It’s hard to fully comprehend the fact that Barack Hussein Obama is now President of the United States.
The notion of American exceptionalism has been used to rationalize everything from Manifest Destiny to our current forays into nation building, and it frequently goes hand in hand with the idea that the West in in decline. But the faces of the two million people on the mall today, standing as proxies for the 63 million who turned out to vote for Barack Obama last November, are testament to the fact that America is not doomed to decline but rather equal to the task of reinventing herself in the twenty-first century. That as a people we are capable of shaking off antiquated notions, failed ideas and ideologies, our prejudices and our obsolete certitudes as we see them to be inadequate to address the profound challenges before us.

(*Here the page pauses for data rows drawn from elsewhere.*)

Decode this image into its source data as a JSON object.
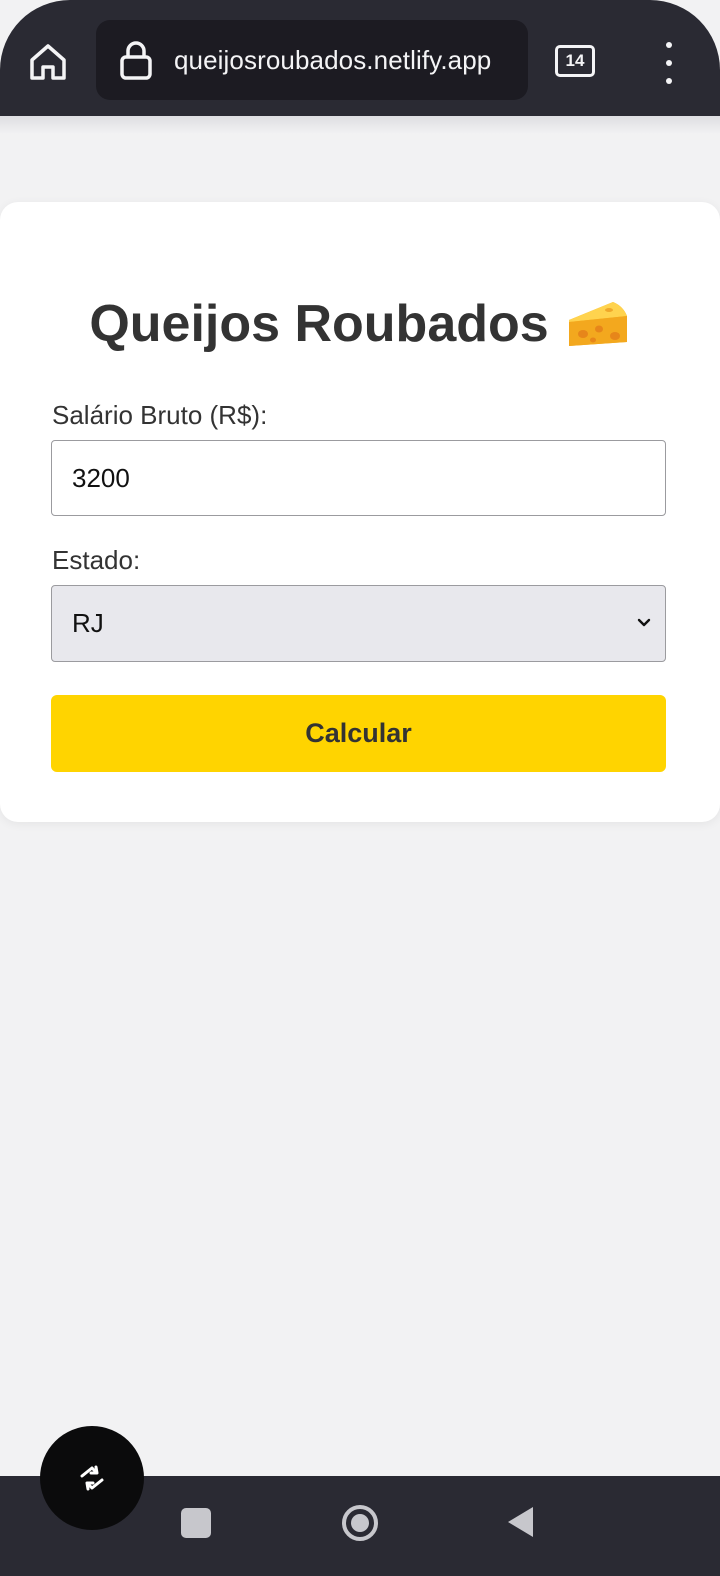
{
  "browser": {
    "url": "queijosroubados.netlify.app",
    "tab_count": "14",
    "icons": {
      "home": "home-icon",
      "lock": "lock-icon",
      "tabs": "tabs-icon",
      "menu": "more-vert-icon"
    }
  },
  "page": {
    "title": "Queijos Roubados",
    "title_icon": "cheese-icon",
    "salario_label": "Salário Bruto (R$):",
    "salario_value": "3200",
    "estado_label": "Estado:",
    "estado_selected": "RJ",
    "submit_label": "Calcular"
  },
  "colors": {
    "accent": "#ffd400",
    "toolbar": "#2a2a33",
    "background": "#f2f2f3"
  },
  "system_nav": {
    "icons": [
      "recents-icon",
      "home-circle-icon",
      "back-icon"
    ],
    "fab_icon": "rotate-screen-icon"
  }
}
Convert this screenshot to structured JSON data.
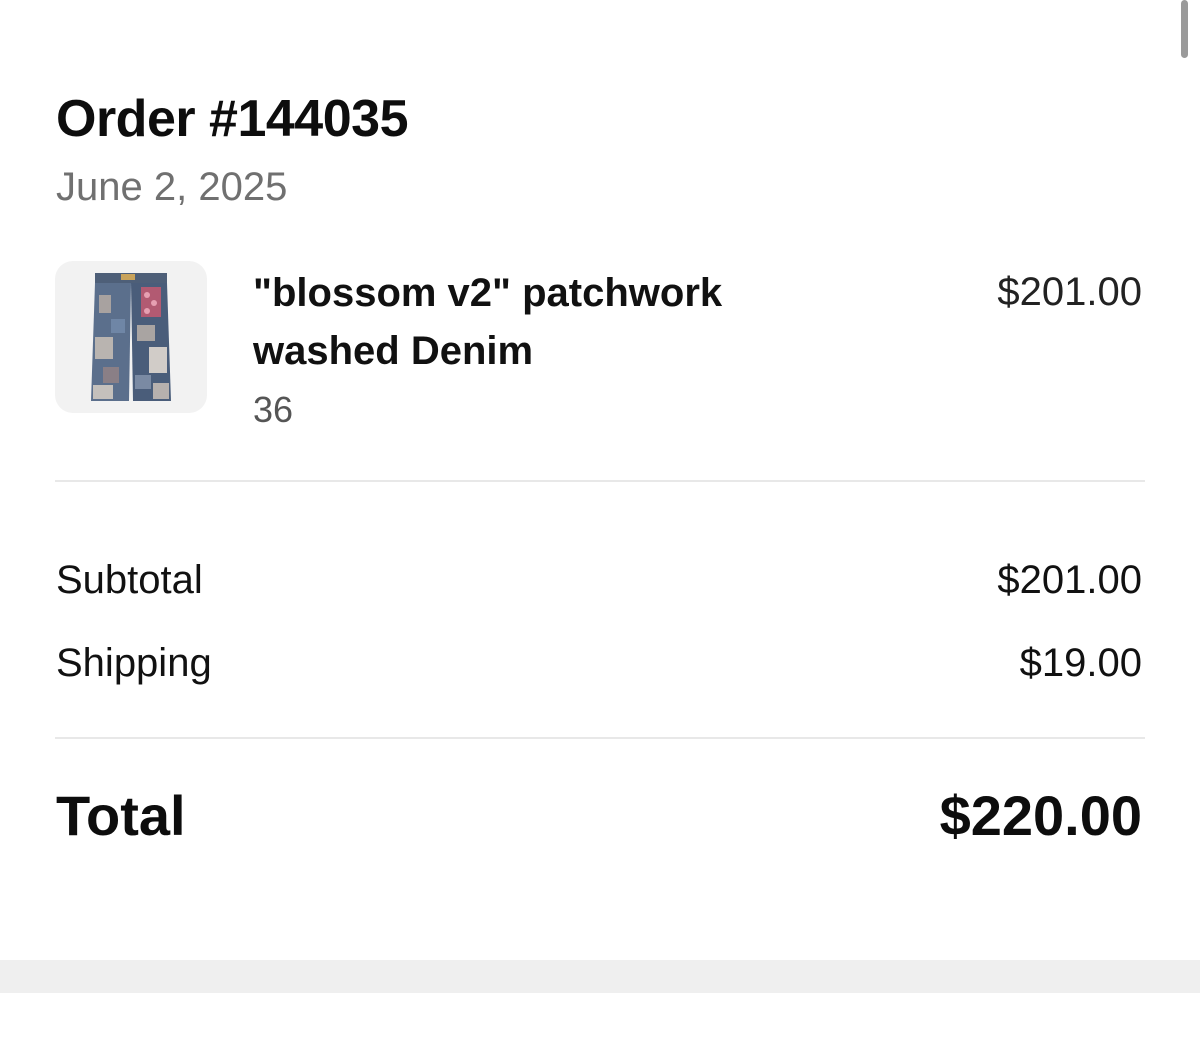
{
  "order": {
    "title": "Order #144035",
    "date": "June 2, 2025"
  },
  "line_items": [
    {
      "name": "\"blossom v2\" patchwork washed Denim",
      "variant": "36",
      "price": "$201.00",
      "thumbnail_icon": "patchwork-jeans-image"
    }
  ],
  "summary": {
    "subtotal_label": "Subtotal",
    "subtotal_value": "$201.00",
    "shipping_label": "Shipping",
    "shipping_value": "$19.00",
    "total_label": "Total",
    "total_value": "$220.00"
  },
  "colors": {
    "text_primary": "#111111",
    "text_secondary": "#707070",
    "divider": "#e8e8e8",
    "thumbnail_bg": "#f2f2f2",
    "bottom_band": "#efefef"
  }
}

We now have a President whose experience is informed by a multiracial, multicultural and international heritage. Never before has there been a world leader of Obama’s stature who reflects the face of an increasingly globally interdependent planet, whose very existence fundamentally challenges the narrow assumptions of class and race that have determined a narrow corridor of ideas that have limited our palate of choices. As he assumes the American Presidency, we have shown that as a nation we have retained the heritage of our radical founders, and are bold enough and brave enough to open up not only our own country but the world to the talented individuals and the leadership we need to reinvigorate ourselves.

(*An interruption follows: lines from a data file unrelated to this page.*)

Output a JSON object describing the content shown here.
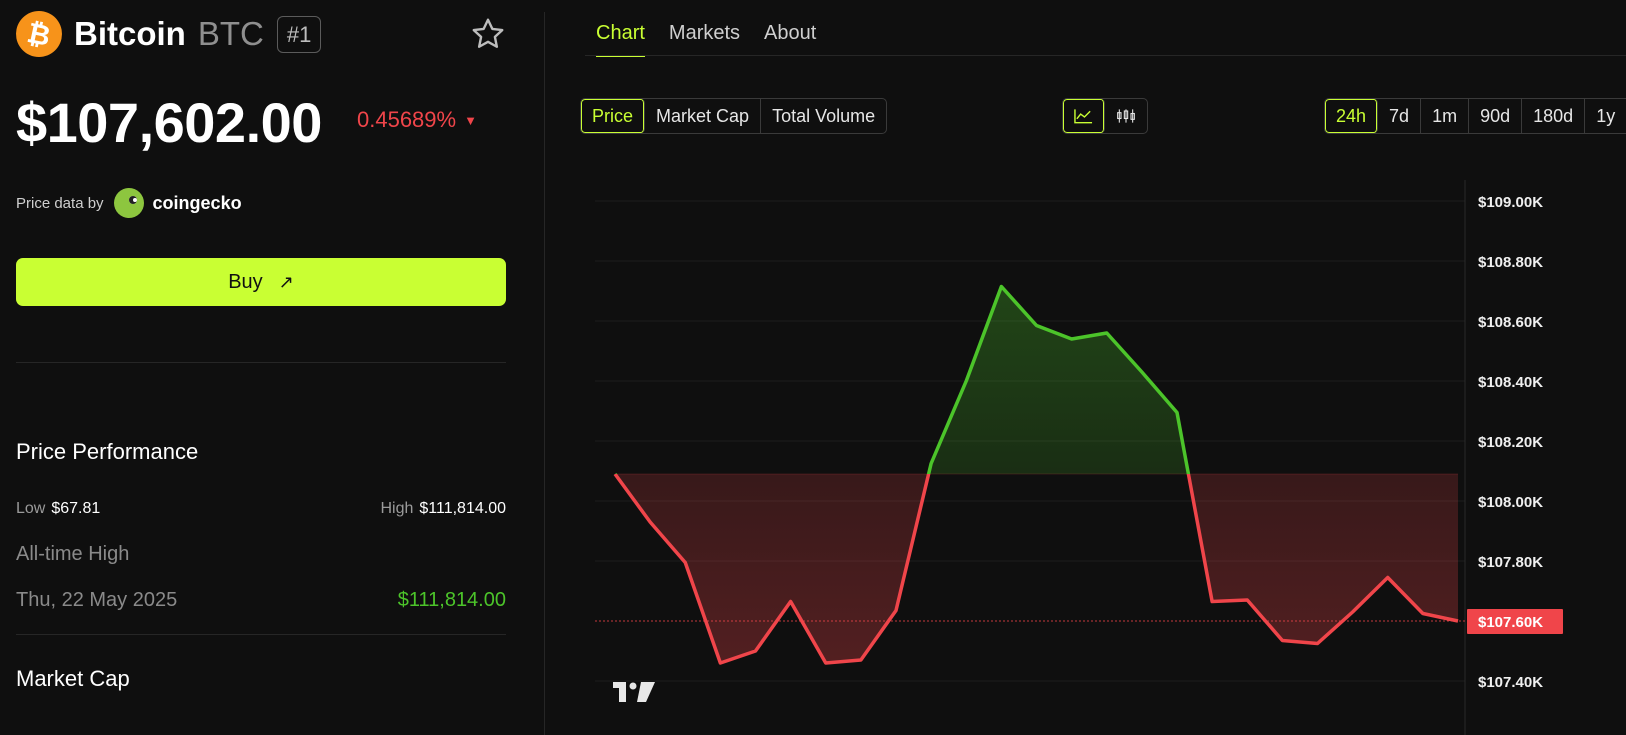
{
  "coin": {
    "name": "Bitcoin",
    "symbol": "BTC",
    "rank": "#1",
    "logo_glyph": "₿",
    "price": "$107,602.00",
    "change": "0.45689%",
    "change_direction_glyph": "▼",
    "price_data_label": "Price data by",
    "provider": "coingecko",
    "buy_label": "Buy",
    "buy_arrow": "↗"
  },
  "performance": {
    "title": "Price Performance",
    "low_label": "Low",
    "low_value": "$67.81",
    "high_label": "High",
    "high_value": "$111,814.00",
    "ath_label": "All-time High",
    "ath_date": "Thu, 22 May 2025",
    "ath_value": "$111,814.00"
  },
  "market_cap_title": "Market Cap",
  "tabs": [
    {
      "label": "Chart",
      "active": true
    },
    {
      "label": "Markets",
      "active": false
    },
    {
      "label": "About",
      "active": false
    }
  ],
  "metric_options": [
    "Price",
    "Market Cap",
    "Total Volume"
  ],
  "metric_selected": "Price",
  "chart_style_selected": "line",
  "range_options": [
    "24h",
    "7d",
    "1m",
    "90d",
    "180d",
    "1y"
  ],
  "range_selected": "24h",
  "colors": {
    "accent": "#c9ff33",
    "up": "#4cc42a",
    "down": "#f0454a",
    "background": "#0f0f0f"
  },
  "chart_data": {
    "type": "line",
    "ylim": [
      107350,
      109050
    ],
    "y_ticks": [
      "$109.00K",
      "$108.80K",
      "$108.60K",
      "$108.40K",
      "$108.20K",
      "$108.00K",
      "$107.80K",
      "$107.40K"
    ],
    "y_tick_values": [
      109000,
      108800,
      108600,
      108400,
      108200,
      108000,
      107800,
      107400
    ],
    "baseline": 108090,
    "current_label": "$107.60K",
    "current_value": 107600,
    "values": [
      108090,
      107930,
      107795,
      107460,
      107500,
      107665,
      107460,
      107470,
      107635,
      108125,
      108400,
      108715,
      108585,
      108540,
      108560,
      108430,
      108295,
      107665,
      107670,
      107535,
      107525,
      107630,
      107745,
      107625,
      107600
    ]
  }
}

If America is truly an exceptional nation, there is no clearer manifestation of that than the fact that we had the courage to elect Barack Obama.